Dick Whittington and his Cat

Date 18th January 2014
Society The DODS
Venue Lister Hall, Dursley
Type of Production Pantomime
Director Craig Hewlett Director and Author
Musical Director Rob Andrew
Choreographer Becky Harper


Author: Malcolm White

At this time of year you cannot move for the abundance of pantomimes being performed in every area, both professional and amateur. Therefore, in order to keep your audiences attending yours, you must come up with the goods and keep it fresh. D.O.D.S. always meet the challenge and this year was no exception. Written and directed by CRAIG HEWLETT, this years offering had pace, enthusiasm, colour and energy. The principals were supported by a very confident chorus, who worked hard and interacted well with the action.
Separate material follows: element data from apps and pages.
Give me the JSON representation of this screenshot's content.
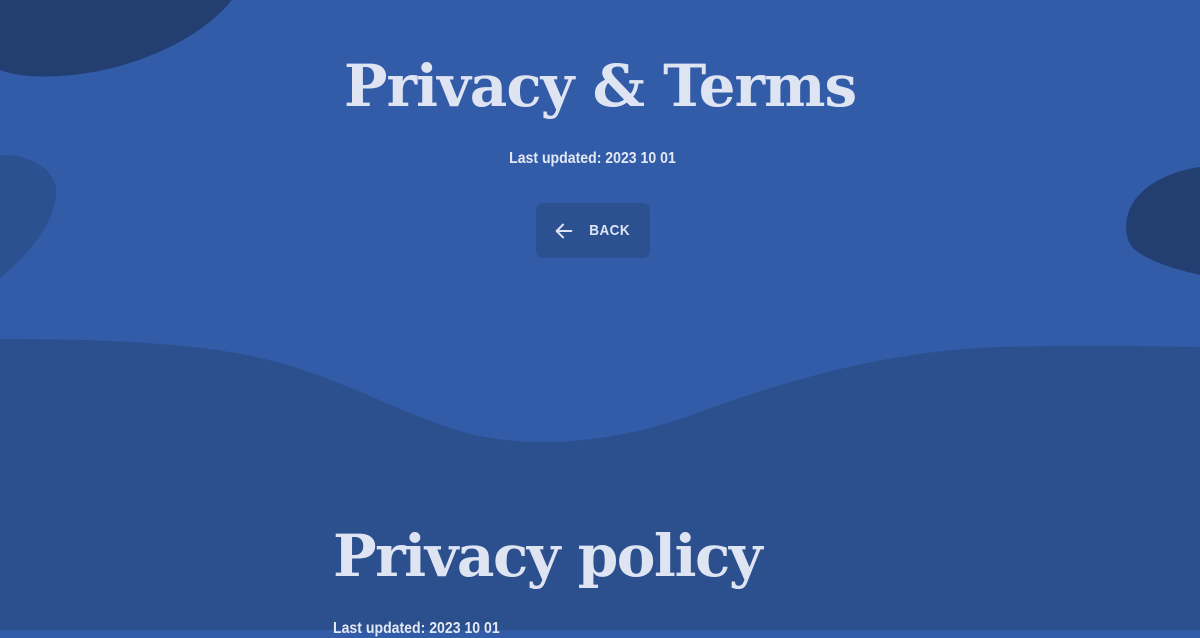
{
  "hero": {
    "title": "Privacy & Terms",
    "updated": "Last updated: 2023 10 01",
    "back_label": "BACK"
  },
  "section": {
    "title": "Privacy policy",
    "updated": "Last updated: 2023 10 01"
  },
  "icons": {
    "back": "arrow-left-icon"
  },
  "colors": {
    "background": "#335ca8",
    "lower_wave": "#2c4f8e",
    "blob_dark": "#233f72",
    "text": "#dfe4f3",
    "button": "#2c5191"
  }
}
We were treated to a good, strong opening which set the standard for the rest of the performance. The sets were simple and effective. They were well dressed with tiny detail attended to, making all the difference. The lighting plot was well designed and complimented the set beautifully. The changes were also smoothly executed. The 5-piece band, under the direction of Rob Andrews, blended well and was sympathetic to the performers in volume. Choreographer, Becky Harper, can be extremely pleased with her first solo production. Her choreography was fresh, imaginative and lively. She created some lovely finishing pictures and her dances were designed for the ability of the dancers.  There were some nice, sharp lines and well rehearsed routines. The costumes were colourful and fitted well, which completed the whole visual effect.  Well-done ladies. Shannon Millichap was perfectly cast in the title role. She had a commanding presence on stage and a wonderful 'Principal Boy' stance.  Her strong vocals were well balanced by her gentle Principal Girl, Charlotte Howgego, who gave a confident performance. Peter Nolan as the villain of the piece, King Bubonic the Third, created a superb character and worked well with Darren Kitchin and Zachary Stephens as his side kicks Drat and Brat respectively. The Dame, Maisie Luvaduck, was beautifully underplayed by Chad Staddon, with good comic timing. The choice of music was well planned, and Craig Hewlett's change of lyrics localised the songs and made them more fitting to the tale. However, if you are going to have your own lyrics, then diction is paramount to fully appreciate them and this was lacking in some of the company numbers. Everyone in this company pulled together to produce the magical nonsense that is panto, and all I can say is ' job done!’  The audience were sent home with a smile on their faces and the children went to bed dreaming of happy ever afters. Well done all.